Billy Crystal (left) and Sammy Davis Jr.
By ADAM BUCKMAN
NEW YORK, Feb. 28, 2012 — Billy Crystal is being criticized for appearing in costume as Sammy Davis Jr. in the elaborate pre-produced bit that opened the Oscar telecast Sunday night on ABC.
What are the critics complaining about? His face — specifically, the dark makeup Billy used to complete his impersonation of Sammy.
In the aftermath of the Oscars, the makeup is producing accusations that Billy was doing a racist, “blackface” impersonation of the late, legendary entertainer, who was African-American (and also Jewish).
The Hollywood Reporter has a rundown — here — of the “controversy” and the handful of critics whose Tweets appear to have ignited this mini-firestorm.
For example, a blog identified as “Feministing” declared, “Blackface is not okay, ever.” And from this thin gruel are “controversies” made these days.
My own opinion is that this “firestorm” doesn’t hold water, but more on that in a moment.
First, the background: Billy turned up in costume as Sammy Davis in the portion of that opening bit that spoofed the Woody Allen movie “Midnight in Paris.” “Sammy” appeared in a vintage limousine with Justin Bieber (the real one).
The choice was apparently made to include Billy’s “Sammy” character simply because it’s a character he was famous for doing on “Saturday Night Live” when he was a cast member in 1984-85. Back then, as now, the characterization required dark makeup. (It’s also worth noting that Billy impersonated Muhammad Ali and Prince on “SNL”; in fact, it was his impression of Ali that made him famous as a young comedian in the 1970s.)
In the wake of Sunday’s “Sammy” appearance on the Oscar show, these “critics” have dealt Billy the “blackface” card. “Blackface” refers to a practice with roots in 19th-century forms of popular entertainment in which white stage performers blackened their faces with burnt cork or shoe polish to portray African-Americans in ways that often weren’t exactly flattering (and if that’s an understatement, then unlike the Twitterers, I admit right up front I’m not an expert on this subject, though there are plenty of places to learn about it in books and on the Internet).

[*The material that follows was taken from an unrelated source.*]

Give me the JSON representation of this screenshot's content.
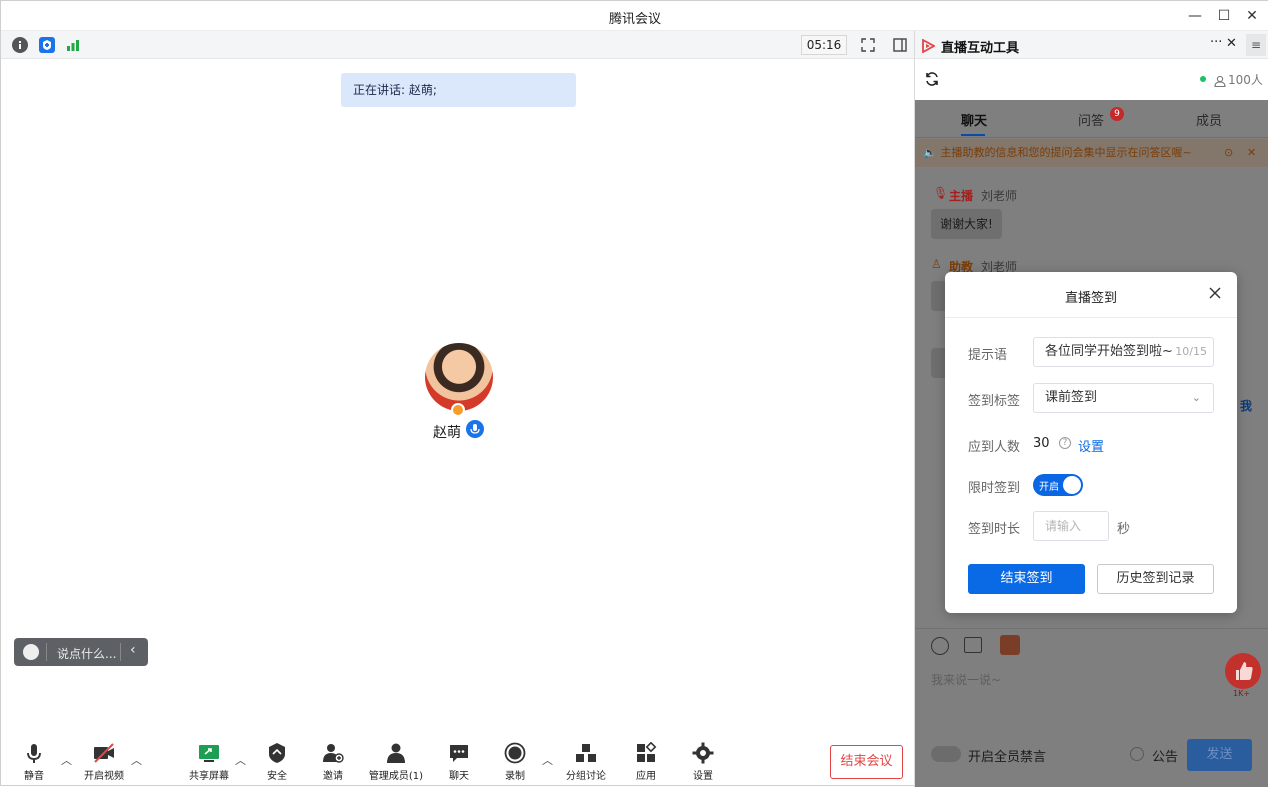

The “blackface” practice probably reached its zenith when Al Jolson, considered by many to be one of the most electrifying entertainers who ever lived, donned the dark makeup in the early decades of the 20th century to sing songs such as “Mammy,” which certainly wouldn’t fly today.
Cut to the present day: And now, Billy Crystal is being accused of racist “blackfacing” as if he’s been caught barnstorming the country in a minstrel show.
I happen to think this mini-controversy is baloney for several reasons. For one thing, Billy Crystal has never demonstrated any sort of bias against African-Americans or anyone else, as far I can recall. In addition, when it comes to Sammy Davis Jr. in particular, he seems to have adored the man — as I learned earlier this month when Billy talked at length about Sammy on Showtime’s “Inside Comedy,” the show on which David Steinberg interviews top comedians about their craft.
Billy told an incredibly affectionate story about Sammy from the days when Billy opened for Sammy in Lake Tahoe (and probably other places). You could tell that Billy had nothing but love and respect for Sammy. Certainly, how Sammy felt about Billy’s impersonation of him on “SNL” remains an open question (one biography of Sammy that I own – “In Black and White: The Life of Sammy Davis Jr.” by Wil Haygood – doesn’t report on Sammy’s reaction but speculates that he may have felt forced to accept it because of his own history of doing impersonations; Davis died in 1990).
The last thing I’ll say about this is: I think the people criticizing Billy for “blackfacing” are being awfully selective here. I’m pretty sure Fred Armisen has to tint his face a bit to play Barack Obama on “SNL” (and, in a recent sketch, Prince), but we haven’t seen any “blackface” accusations thrown his way.
In addition, Robert Downey Jr. was criticized by some for applying dark-face makeup for the 2008 movie “Tropic Thunder.” But that “controversy” died down and was soon forgotten.
My prediction: The same thing will happen with this Crystal controversy too.
Contact Adam Buckman: email@example.com